I knew that wherever we were going, I wanted to go there together.
Being single in your twenties (and beyond) can become one of the most deeply sensitive and thought-consuming sources of insecurity we’ll ever face. We constantly field questions from ourselves and others (thanks, Mom) about where we’re going, why we’re alone, and what was so wrong, again, with that last relationship?
We reconsider our compatibility, self worth, and faith in God—or at least the opposite sex.
On our best days, we convince ourselves that the man or woman of our dreams is right around the corner as we snuggle into the couch with a tall glass of wine and our old reliable standby, Netflix.
Other days we find ourselves bouncing back and forth between the latest articles (like this one) about pursuit, dating, and how to find “Mr.–” or “Mrs. Right,” becoming more and more convinced that men don’t understand pursuit, girls are too complacent, and all the good ones are taken.
But since none of that really seems to help, what is life before ‘the one’ supposed to look like?
How do we find that person?
And what do we do in the meantime?
It’s easy to feel lost amidst the mixed messages of culture, media, friends, family, and our own voices. We all want to be wanted, but when you want something so badly, what do you do before you have it?
Do you sit and wait, hoping that somebody will find you? Do you chase love, pursuing it wherever you think it might be hiding?
Or do you pursue fulfillment that isn’t contingent on your relationship status?
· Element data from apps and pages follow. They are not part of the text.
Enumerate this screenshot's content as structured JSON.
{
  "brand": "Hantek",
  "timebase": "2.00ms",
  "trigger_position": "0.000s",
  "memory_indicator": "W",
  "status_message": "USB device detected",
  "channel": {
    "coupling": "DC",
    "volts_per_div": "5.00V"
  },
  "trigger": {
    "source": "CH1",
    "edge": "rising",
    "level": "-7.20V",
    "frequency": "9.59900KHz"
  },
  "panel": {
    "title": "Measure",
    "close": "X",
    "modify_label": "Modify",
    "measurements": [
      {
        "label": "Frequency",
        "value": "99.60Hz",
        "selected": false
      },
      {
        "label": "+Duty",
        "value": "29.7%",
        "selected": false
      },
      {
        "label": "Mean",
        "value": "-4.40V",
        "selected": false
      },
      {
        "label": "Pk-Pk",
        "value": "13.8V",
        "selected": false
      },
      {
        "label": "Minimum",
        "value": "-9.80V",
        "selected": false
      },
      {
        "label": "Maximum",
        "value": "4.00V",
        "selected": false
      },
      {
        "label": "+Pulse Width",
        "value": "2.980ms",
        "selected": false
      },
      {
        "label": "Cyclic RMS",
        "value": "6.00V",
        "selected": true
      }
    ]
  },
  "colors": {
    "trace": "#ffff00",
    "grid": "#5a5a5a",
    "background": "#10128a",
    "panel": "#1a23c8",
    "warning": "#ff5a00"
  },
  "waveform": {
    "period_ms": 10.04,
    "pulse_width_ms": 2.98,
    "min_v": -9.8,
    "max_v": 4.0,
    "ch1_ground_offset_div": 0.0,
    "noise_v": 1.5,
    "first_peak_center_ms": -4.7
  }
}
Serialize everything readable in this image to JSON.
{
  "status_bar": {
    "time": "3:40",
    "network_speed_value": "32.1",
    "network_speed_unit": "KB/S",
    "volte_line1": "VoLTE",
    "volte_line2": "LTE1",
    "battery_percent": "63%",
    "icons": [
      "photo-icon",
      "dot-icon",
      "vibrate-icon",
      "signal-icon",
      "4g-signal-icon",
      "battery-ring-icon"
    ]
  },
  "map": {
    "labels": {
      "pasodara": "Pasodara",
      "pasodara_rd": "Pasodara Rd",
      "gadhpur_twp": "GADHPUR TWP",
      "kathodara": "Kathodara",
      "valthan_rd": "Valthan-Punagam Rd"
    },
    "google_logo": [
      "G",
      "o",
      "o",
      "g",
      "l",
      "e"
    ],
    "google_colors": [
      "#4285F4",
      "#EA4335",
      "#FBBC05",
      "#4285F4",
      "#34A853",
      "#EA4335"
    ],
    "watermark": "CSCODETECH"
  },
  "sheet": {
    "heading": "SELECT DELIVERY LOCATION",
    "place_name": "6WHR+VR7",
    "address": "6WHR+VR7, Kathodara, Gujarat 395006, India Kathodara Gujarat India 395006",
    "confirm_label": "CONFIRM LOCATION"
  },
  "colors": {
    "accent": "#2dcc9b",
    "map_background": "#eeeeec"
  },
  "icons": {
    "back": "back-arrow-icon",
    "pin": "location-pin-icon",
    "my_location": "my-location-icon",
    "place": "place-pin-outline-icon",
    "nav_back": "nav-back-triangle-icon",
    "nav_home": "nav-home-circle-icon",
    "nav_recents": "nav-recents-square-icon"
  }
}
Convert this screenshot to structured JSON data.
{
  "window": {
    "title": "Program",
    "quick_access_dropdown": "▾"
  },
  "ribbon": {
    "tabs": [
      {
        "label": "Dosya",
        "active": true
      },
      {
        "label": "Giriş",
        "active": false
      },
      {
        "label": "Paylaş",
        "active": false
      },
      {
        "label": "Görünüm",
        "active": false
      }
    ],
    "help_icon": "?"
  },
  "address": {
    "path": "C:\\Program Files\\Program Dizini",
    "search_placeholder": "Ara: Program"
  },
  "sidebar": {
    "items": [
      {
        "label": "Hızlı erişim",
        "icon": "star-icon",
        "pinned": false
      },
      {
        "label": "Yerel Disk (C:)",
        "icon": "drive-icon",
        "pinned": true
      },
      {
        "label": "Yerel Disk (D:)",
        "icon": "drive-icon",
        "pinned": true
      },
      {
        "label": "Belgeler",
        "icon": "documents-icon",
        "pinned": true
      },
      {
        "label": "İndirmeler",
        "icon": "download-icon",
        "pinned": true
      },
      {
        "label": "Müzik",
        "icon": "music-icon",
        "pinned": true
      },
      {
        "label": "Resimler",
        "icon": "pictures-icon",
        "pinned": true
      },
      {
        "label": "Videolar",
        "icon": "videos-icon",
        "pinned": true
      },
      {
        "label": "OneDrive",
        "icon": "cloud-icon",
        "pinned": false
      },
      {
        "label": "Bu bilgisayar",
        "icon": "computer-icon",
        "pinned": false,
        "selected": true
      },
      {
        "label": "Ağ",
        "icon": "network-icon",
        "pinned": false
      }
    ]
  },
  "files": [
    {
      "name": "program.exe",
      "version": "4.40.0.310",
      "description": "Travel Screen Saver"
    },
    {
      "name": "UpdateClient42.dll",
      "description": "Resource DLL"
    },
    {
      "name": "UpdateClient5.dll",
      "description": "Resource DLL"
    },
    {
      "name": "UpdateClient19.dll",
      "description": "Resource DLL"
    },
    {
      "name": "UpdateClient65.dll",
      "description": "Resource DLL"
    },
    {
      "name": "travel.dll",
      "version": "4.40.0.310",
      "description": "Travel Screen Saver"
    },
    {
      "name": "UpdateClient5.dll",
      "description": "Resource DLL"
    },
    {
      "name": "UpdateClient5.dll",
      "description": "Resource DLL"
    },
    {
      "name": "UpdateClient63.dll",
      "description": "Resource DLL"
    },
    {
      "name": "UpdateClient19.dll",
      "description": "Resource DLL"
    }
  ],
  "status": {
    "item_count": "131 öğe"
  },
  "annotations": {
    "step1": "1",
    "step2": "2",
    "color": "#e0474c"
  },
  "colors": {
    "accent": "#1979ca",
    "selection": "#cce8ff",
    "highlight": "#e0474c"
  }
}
I didn't spend my single life perfectly, and I know Steph didn't either. We both watched our share of Netflix, and both had doubts about the other ever showing up. But, eventually we both came to the same conclusion.
With or without a partner to share it with, we wanted to live lives of passion and of purpose.
Neither Stephanie nor I were looking for a relationship that day in the woods. We weren’t pursuing each other. But we were both pursuing life, our passions, and the Lord, and on that morning, our pursuits intersected. Since then, we’ve continued pursuing these things as well as each other.
Now we get the best of both worlds.
My pursuit of Stephanie is made better because of my pursuit of the Lord, and my pursuit of the Lord is more abundant because I get to share it with her.
It’s not always perfect. Healthy pursuit of a relationship is difficult, to say the least. It’s full of ambiguity and factors outside of our control. But it becomes exponentially harder when we’re standing still. Don’t wait for life to come to you in the form of a relationship—your life is already here.
God’s journey for you doesn’t start with marriage, but you just might find it along the way.
Stephanie again: I just wanted to pop in with one last thought.
There were so many things I didn't do right in my time of being single, but I love this story because in all of the things I did wrong, this is something I really felt like I did right: At some point I decided to stop waiting, and start living.
I realized that my life didn't start when I got married, that it was already underway, and that with or without a man by my side, I wanted to live a big life full of purpose, and passion.
That's what I want for you too. I want every single moment of your life to be full of passion and purpose. I want you to be so wonderfully wrapped up in both that whenever that right guy does come along, you confidently smile and say, “This journey is a blast, I'd love to have you join me!”
P.S. Click here to hear more of our story and to get to know my husband, Carl!
P.P.S. If you're wanting even more advice on this topic, here are a few more resources to check out:
Girls Night #100: How to Know if You've Found “The One”
Are you Ready to Meet Your Person?